• _EXERCISE INSTRUCTIONS_
Each line of the material that includes the string "from" counts once; report the total and nothing further.

• _EXTRACTED DATA_
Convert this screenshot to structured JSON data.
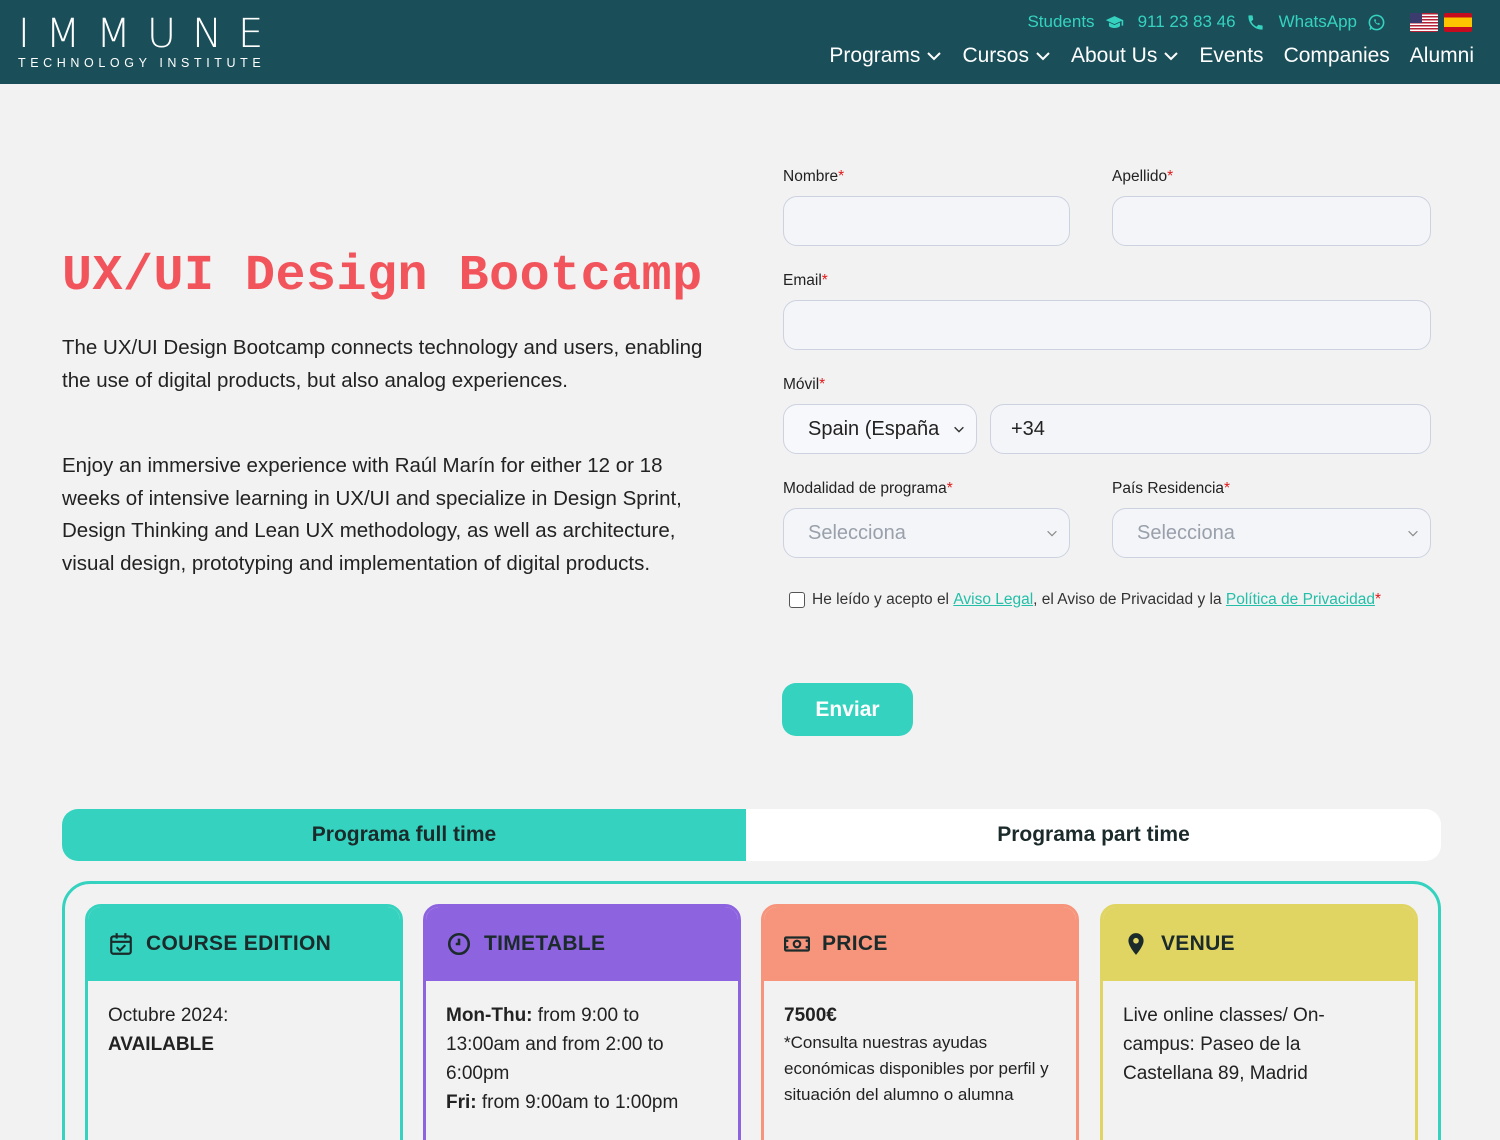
{
  "header": {
    "logo": {
      "main": "IMMUNE",
      "sub": "TECHNOLOGY INSTITUTE"
    },
    "top_links": [
      {
        "label": "Students",
        "icon": "graduation-cap-icon"
      },
      {
        "label": "911 23 83 46",
        "icon": "phone-icon"
      },
      {
        "label": "WhatsApp",
        "icon": "whatsapp-icon"
      }
    ],
    "languages": [
      "us-flag",
      "es-flag"
    ],
    "nav": [
      {
        "label": "Programs",
        "dropdown": true
      },
      {
        "label": "Cursos",
        "dropdown": true
      },
      {
        "label": "About Us",
        "dropdown": true
      },
      {
        "label": "Events",
        "dropdown": false
      },
      {
        "label": "Companies",
        "dropdown": false
      },
      {
        "label": "Alumni",
        "dropdown": false
      }
    ],
    "colors": {
      "bar": "#1a4f5a",
      "accent": "#35d3bf"
    }
  },
  "hero": {
    "title": "UX/UI Design Bootcamp",
    "p1": "The UX/UI Design Bootcamp connects technology and users, enabling the use of digital products, but also analog experiences.",
    "p2": "Enjoy an immersive experience with Raúl Marín for either 12 or 18 weeks of intensive learning in UX/UI and specialize in Design Sprint, Design Thinking and Lean UX methodology, as well as architecture, visual design, prototyping and implementation of digital products."
  },
  "form": {
    "nombre_label": "Nombre",
    "apellido_label": "Apellido",
    "email_label": "Email",
    "movil_label": "Móvil",
    "country_value": "Spain (España",
    "phone_value": "+34",
    "modalidad_label": "Modalidad de programa",
    "modalidad_placeholder": "Selecciona",
    "pais_label": "País Residencia",
    "pais_placeholder": "Selecciona",
    "required_mark": "*",
    "consent": {
      "text1": "He leído y acepto el ",
      "link1": "Aviso Legal",
      "text2": ", el Aviso de Privacidad y la ",
      "link2": "Política de Privacidad",
      "mark": "*"
    },
    "submit": "Enviar"
  },
  "tabs": [
    {
      "label": "Programa full time",
      "active": true
    },
    {
      "label": "Programa part time",
      "active": false
    }
  ],
  "cards": [
    {
      "title": "COURSE EDITION",
      "icon": "calendar-check-icon",
      "line1": "Octubre 2024:",
      "line2": "AVAILABLE",
      "color": "#35d3bf"
    },
    {
      "title": "TIMETABLE",
      "icon": "clock-icon",
      "b1": "Mon-Thu:",
      "t1": " from 9:00 to 13:00am and from 2:00 to 6:00pm",
      "b2": "Fri:",
      "t2": " from 9:00am to 1:00pm",
      "color": "#8e63e0"
    },
    {
      "title": "PRICE",
      "icon": "money-bill-icon",
      "price": "7500€",
      "note": "*Consulta nuestras ayudas económicas disponibles por perfil y situación del alumno o alumna",
      "color": "#f7957c"
    },
    {
      "title": "VENUE",
      "icon": "map-pin-icon",
      "text": "Live online classes/ On-campus: Paseo de la Castellana 89, Madrid",
      "color": "#e0d462"
    }
  ]
}
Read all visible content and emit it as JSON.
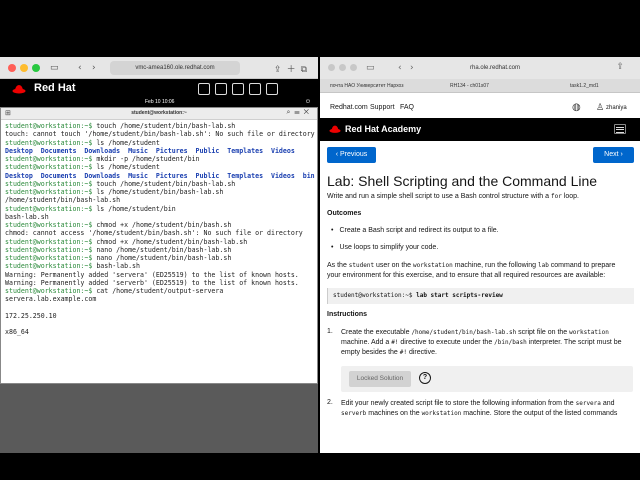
{
  "left_window": {
    "url": "vmc-amea160.ole.redhat.com",
    "tool_icons": {
      "sidebar": "sidebar-icon",
      "back": "‹",
      "forward": "›"
    },
    "brand": "Red Hat",
    "clock": "Feb 10  10:06",
    "terminal_title": "student@workstation:~",
    "terminal_lines": [
      {
        "prompt": "student@workstation:~$",
        "text": " touch /home/student/bin/bash-lab.sh"
      },
      {
        "text": "touch: cannot touch '/home/student/bin/bash-lab.sh': No such file or directory"
      },
      {
        "prompt": "student@workstation:~$",
        "text": " ls /home/student"
      },
      {
        "dirs": "Desktop  Documents  Downloads  Music  Pictures  Public  Templates  Videos"
      },
      {
        "prompt": "student@workstation:~$",
        "text": " mkdir -p /home/student/bin"
      },
      {
        "prompt": "student@workstation:~$",
        "text": " ls /home/student"
      },
      {
        "dirs": "Desktop  Documents  Downloads  Music  Pictures  Public  Templates  Videos  bin"
      },
      {
        "prompt": "student@workstation:~$",
        "text": " touch /home/student/bin/bash-lab.sh"
      },
      {
        "prompt": "student@workstation:~$",
        "text": " ls /home/student/bin/bash-lab.sh"
      },
      {
        "text": "/home/student/bin/bash-lab.sh"
      },
      {
        "prompt": "student@workstation:~$",
        "text": " ls /home/student/bin"
      },
      {
        "text": "bash-lab.sh"
      },
      {
        "prompt": "student@workstation:~$",
        "text": " chmod +x /home/student/bin/bash.sh"
      },
      {
        "text": "chmod: cannot access '/home/student/bin/bash.sh': No such file or directory"
      },
      {
        "prompt": "student@workstation:~$",
        "text": " chmod +x /home/student/bin/bash-lab.sh"
      },
      {
        "prompt": "student@workstation:~$",
        "text": " nano /home/student/bin/bash-lab.sh"
      },
      {
        "prompt": "student@workstation:~$",
        "text": " nano /home/student/bin/bash-lab.sh"
      },
      {
        "prompt": "student@workstation:~$",
        "text": " bash-lab.sh"
      },
      {
        "text": "Warning: Permanently added 'servera' (ED25519) to the list of known hosts."
      },
      {
        "text": "Warning: Permanently added 'serverb' (ED25519) to the list of known hosts."
      },
      {
        "prompt": "student@workstation:~$",
        "text": " cat /home/student/output-servera"
      },
      {
        "text": "servera.lab.example.com"
      },
      {
        "text": ""
      },
      {
        "text": "172.25.250.10"
      },
      {
        "text": ""
      },
      {
        "text": "x86_64"
      }
    ]
  },
  "right_window": {
    "url": "rha.ole.redhat.com",
    "tabs": [
      "почта НАО Университет Нархоз",
      "RH134 - ch01s07",
      "task1.2_md1"
    ],
    "nav": {
      "site": "Redhat.com",
      "support": "Support",
      "faq": "FAQ",
      "user": "zhaniya"
    },
    "academy": "Red Hat Academy",
    "prev_label": "Previous",
    "next_label": "Next",
    "title": "Lab: Shell Scripting and the Command Line",
    "subtitle_pre": "Write and run a simple shell script to use a Bash control structure with a ",
    "subtitle_code": "for",
    "subtitle_post": " loop.",
    "outcomes_heading": "Outcomes",
    "outcomes": [
      "Create a Bash script and redirect its output to a file.",
      "Use loops to simplify your code."
    ],
    "setup": {
      "p1": "As the ",
      "c1": "student",
      "p2": " user on the ",
      "c2": "workstation",
      "p3": " machine, run the following ",
      "c3": "lab",
      "p4": " command to prepare",
      "line2": "your environment for this exercise, and to ensure that all required resources are available:"
    },
    "command": {
      "prompt": "student@workstation:~$ ",
      "cmd": "lab start scripts-review"
    },
    "instructions_heading": "Instructions",
    "step1": {
      "num": "1.",
      "a": "Create the executable ",
      "b": "/home/student/bin/bash-lab.sh",
      "c": " script file on the ",
      "d": "workstation",
      "e": "machine. Add a ",
      "f": "#!",
      "g": " directive to execute under the ",
      "h": "/bin/bash",
      "i": " interpreter. The script must be",
      "j": "empty besides the ",
      "k": "#!",
      "l": " directive."
    },
    "locked_solution": "Locked Solution",
    "step2": {
      "num": "2.",
      "a": "Edit your newly created script file to store the following information from the ",
      "b": "servera",
      " and_text": " and",
      "c": "serverb",
      "d": " machines on the ",
      "e": "workstation",
      "f": " machine. Store the output of the listed commands"
    }
  }
}
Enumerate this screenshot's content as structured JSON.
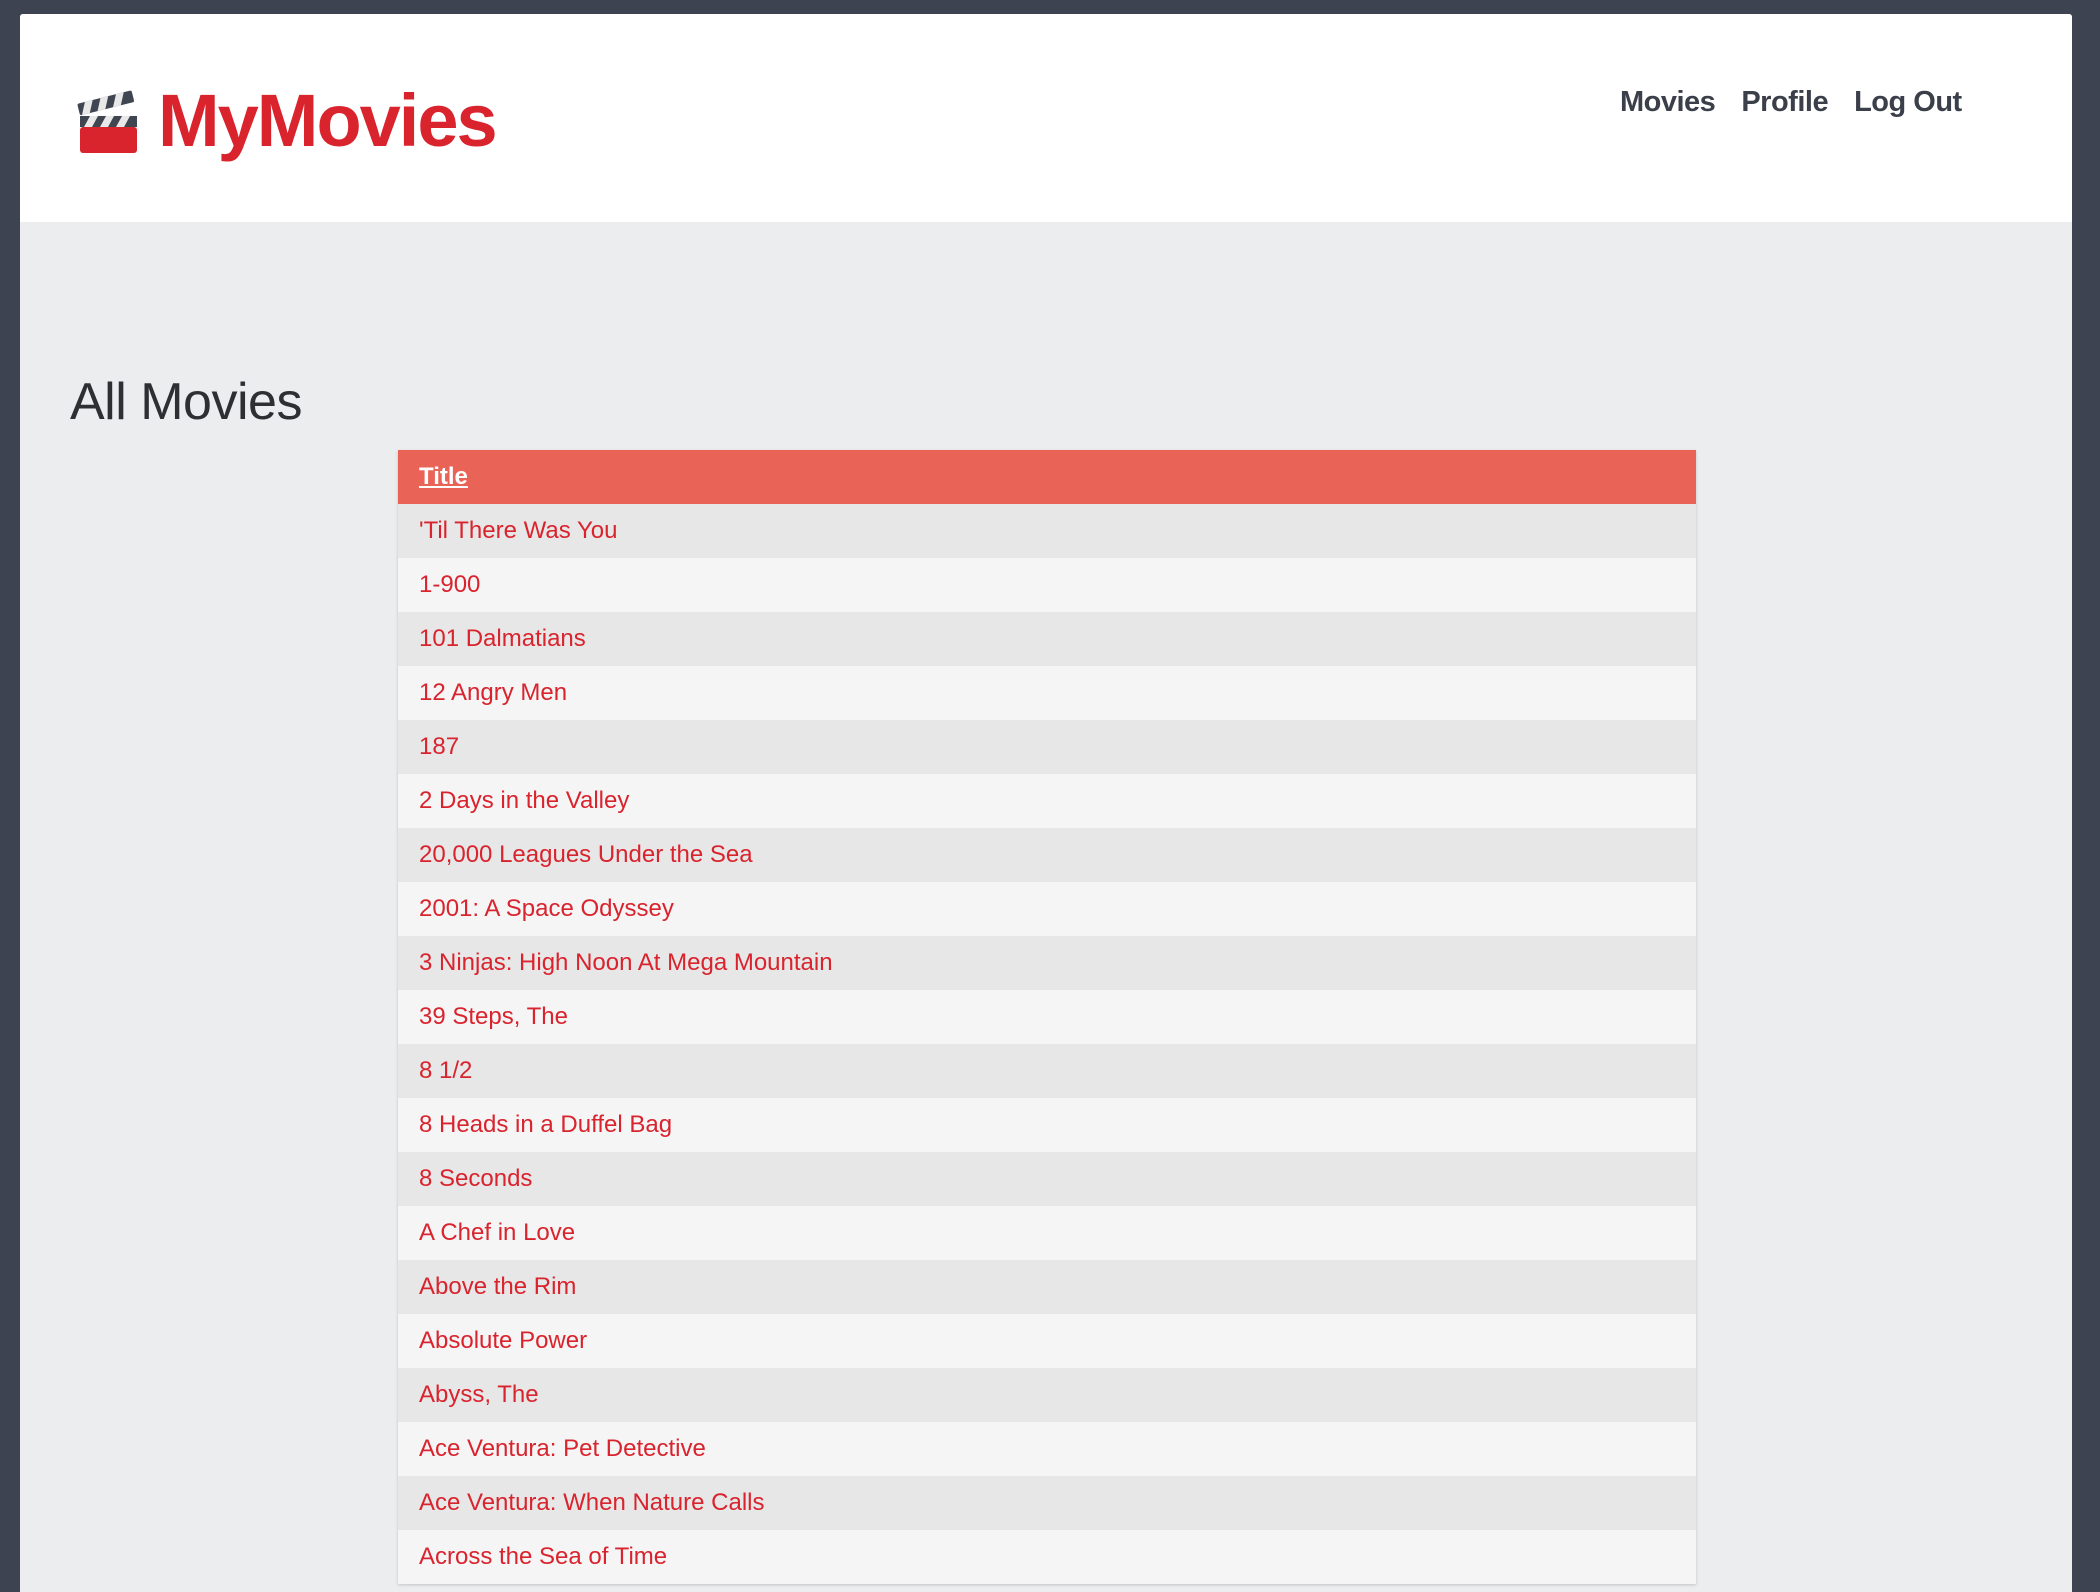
{
  "brand": {
    "name": "MyMovies",
    "icon": "clapperboard-icon",
    "color": "#d9232d"
  },
  "nav": {
    "movies": "Movies",
    "profile": "Profile",
    "logout": "Log Out"
  },
  "page": {
    "title": "All Movies"
  },
  "table": {
    "header": {
      "title": "Title",
      "color": "#e96457"
    },
    "rows": [
      "'Til There Was You",
      "1-900",
      "101 Dalmatians",
      "12 Angry Men",
      "187",
      "2 Days in the Valley",
      "20,000 Leagues Under the Sea",
      "2001: A Space Odyssey",
      "3 Ninjas: High Noon At Mega Mountain",
      "39 Steps, The",
      "8 1/2",
      "8 Heads in a Duffel Bag",
      "8 Seconds",
      "A Chef in Love",
      "Above the Rim",
      "Absolute Power",
      "Abyss, The",
      "Ace Ventura: Pet Detective",
      "Ace Ventura: When Nature Calls",
      "Across the Sea of Time"
    ]
  }
}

• _EXPECTED OUTPUT_
3